→ **Records from a data source**
----------------------------------------

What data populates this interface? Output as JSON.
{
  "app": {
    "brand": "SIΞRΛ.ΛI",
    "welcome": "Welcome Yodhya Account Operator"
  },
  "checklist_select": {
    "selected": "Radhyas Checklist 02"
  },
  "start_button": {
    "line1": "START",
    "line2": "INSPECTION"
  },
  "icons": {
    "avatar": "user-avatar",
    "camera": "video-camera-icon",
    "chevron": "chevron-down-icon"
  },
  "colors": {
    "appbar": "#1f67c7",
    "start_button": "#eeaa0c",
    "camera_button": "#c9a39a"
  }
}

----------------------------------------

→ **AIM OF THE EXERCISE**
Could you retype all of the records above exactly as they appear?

→ **EXERCISE OUTPUT**
What data populates this interface? Output as JSON.
{
  "app": {
    "brand": "SIΞRΛ.ΛI",
    "welcome": "Welcome Yodhya Account Operator"
  },
  "checklist_select": {
    "selected": "Radhyas Checklist 02"
  },
  "start_button": {
    "line1": "START",
    "line2": "INSPECTION"
  },
  "icons": {
    "avatar": "user-avatar",
    "camera": "video-camera-icon",
    "chevron": "chevron-down-icon"
  },
  "colors": {
    "appbar": "#1f67c7",
    "start_button": "#eeaa0c",
    "camera_button": "#c9a39a"
  }
}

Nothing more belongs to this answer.